■ Task instructions: For each line below that contains the word "fill", make a copy.

■ Material to process:
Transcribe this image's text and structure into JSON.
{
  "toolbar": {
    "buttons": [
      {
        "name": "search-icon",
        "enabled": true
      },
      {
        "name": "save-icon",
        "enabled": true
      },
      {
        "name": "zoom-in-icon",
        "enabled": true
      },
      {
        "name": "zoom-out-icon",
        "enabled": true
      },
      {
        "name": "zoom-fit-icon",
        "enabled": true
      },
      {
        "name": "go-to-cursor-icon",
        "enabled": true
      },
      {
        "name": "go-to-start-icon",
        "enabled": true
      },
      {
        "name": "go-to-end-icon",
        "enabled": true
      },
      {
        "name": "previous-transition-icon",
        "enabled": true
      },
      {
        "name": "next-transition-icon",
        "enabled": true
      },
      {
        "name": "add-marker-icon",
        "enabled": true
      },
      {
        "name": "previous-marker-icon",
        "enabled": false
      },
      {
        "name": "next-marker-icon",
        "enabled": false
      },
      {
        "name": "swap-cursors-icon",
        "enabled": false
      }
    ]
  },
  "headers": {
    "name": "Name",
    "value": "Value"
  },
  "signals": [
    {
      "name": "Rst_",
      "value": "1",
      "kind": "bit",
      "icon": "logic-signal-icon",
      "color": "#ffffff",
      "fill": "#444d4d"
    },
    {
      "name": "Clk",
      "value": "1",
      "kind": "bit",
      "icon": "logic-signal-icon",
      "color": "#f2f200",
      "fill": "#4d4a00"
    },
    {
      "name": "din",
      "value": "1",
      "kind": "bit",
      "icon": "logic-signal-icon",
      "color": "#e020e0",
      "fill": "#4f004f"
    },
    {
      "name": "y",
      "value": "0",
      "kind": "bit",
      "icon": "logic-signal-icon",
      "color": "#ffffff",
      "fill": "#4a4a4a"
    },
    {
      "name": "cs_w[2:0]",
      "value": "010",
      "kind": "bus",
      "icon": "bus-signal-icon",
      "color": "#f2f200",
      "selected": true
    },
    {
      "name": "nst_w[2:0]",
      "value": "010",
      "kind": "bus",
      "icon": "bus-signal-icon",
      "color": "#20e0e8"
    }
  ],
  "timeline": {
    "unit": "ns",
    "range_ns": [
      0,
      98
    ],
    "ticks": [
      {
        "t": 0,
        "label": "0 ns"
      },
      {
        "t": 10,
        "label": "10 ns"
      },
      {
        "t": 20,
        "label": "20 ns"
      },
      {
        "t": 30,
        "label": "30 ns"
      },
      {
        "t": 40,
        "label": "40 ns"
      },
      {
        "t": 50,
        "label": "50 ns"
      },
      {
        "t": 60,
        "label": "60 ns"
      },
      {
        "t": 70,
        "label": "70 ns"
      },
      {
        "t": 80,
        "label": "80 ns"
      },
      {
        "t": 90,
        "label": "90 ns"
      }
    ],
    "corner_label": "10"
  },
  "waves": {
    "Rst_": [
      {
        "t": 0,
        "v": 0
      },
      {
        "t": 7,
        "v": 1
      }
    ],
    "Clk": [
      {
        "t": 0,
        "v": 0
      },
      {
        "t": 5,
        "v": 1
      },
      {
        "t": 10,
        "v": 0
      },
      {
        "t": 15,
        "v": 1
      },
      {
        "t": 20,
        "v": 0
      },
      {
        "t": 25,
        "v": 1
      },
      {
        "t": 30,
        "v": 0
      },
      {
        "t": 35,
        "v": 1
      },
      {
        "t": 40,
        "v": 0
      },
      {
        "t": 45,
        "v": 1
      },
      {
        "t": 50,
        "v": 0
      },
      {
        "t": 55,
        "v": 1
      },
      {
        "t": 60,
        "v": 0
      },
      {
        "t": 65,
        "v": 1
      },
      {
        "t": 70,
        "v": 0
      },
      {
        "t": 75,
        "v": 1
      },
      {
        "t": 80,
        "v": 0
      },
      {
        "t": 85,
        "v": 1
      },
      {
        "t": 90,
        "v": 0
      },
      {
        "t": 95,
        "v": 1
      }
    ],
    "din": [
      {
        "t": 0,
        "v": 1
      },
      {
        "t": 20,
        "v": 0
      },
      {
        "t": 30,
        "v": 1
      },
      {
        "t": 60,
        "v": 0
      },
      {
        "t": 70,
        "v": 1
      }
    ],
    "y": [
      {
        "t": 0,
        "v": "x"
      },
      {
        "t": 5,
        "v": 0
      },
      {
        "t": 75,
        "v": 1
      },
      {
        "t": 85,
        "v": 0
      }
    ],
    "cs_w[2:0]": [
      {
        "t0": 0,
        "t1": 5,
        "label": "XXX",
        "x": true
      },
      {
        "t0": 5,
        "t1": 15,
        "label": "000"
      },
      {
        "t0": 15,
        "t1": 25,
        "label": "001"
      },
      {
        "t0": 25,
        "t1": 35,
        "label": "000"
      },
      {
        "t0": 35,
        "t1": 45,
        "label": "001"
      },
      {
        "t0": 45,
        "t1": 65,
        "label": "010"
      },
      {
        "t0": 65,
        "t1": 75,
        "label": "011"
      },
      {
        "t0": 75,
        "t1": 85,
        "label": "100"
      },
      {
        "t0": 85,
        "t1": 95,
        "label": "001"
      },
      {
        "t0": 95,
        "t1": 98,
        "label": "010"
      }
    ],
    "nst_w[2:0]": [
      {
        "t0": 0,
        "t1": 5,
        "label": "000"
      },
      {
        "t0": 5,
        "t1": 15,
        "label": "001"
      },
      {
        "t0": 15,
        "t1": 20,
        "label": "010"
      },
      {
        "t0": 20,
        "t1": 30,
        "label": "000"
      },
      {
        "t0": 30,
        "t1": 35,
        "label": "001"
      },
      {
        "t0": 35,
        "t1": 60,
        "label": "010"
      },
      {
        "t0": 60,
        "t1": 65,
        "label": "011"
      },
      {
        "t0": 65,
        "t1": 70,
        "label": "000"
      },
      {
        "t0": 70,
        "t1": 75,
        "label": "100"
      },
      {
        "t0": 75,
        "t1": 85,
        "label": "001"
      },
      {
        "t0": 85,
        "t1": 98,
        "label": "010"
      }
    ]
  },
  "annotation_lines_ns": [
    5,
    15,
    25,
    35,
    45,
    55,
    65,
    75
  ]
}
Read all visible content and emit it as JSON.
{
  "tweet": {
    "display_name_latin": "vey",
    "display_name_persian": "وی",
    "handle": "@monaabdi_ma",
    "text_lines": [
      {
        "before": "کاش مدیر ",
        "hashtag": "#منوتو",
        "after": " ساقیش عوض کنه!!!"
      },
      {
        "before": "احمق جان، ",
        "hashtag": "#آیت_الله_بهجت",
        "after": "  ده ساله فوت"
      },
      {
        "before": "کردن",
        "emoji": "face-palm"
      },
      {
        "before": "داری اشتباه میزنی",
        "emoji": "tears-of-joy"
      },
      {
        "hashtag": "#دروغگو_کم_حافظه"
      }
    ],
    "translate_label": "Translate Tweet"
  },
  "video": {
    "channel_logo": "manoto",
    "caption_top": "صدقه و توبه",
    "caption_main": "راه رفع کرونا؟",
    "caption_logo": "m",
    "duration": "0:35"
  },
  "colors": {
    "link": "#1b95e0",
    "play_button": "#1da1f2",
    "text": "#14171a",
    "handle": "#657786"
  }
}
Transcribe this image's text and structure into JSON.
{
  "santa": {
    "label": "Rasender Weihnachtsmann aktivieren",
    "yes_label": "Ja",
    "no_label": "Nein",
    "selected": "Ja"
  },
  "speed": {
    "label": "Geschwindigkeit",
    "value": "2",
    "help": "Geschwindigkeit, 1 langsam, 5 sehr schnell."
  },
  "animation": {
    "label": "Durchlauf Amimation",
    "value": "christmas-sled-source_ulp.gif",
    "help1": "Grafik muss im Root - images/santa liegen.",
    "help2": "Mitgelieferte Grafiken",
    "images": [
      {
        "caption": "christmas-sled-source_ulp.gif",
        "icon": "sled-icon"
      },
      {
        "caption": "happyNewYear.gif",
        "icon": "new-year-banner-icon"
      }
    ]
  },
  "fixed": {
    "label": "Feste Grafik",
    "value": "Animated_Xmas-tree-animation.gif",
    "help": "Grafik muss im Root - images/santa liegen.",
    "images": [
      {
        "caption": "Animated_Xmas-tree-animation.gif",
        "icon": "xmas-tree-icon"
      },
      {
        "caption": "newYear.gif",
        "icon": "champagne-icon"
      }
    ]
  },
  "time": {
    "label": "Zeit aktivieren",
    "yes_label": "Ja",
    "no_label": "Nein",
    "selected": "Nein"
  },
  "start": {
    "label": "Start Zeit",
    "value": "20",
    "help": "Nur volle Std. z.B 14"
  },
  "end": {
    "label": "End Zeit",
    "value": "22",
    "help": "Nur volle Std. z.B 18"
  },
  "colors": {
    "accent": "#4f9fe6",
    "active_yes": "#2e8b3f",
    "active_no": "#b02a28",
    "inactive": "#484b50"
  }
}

■ Expected output:
      "fill": "#444d4d"
      "fill": "#4d4a00"
      "fill": "#4f004f"
      "fill": "#4a4a4a"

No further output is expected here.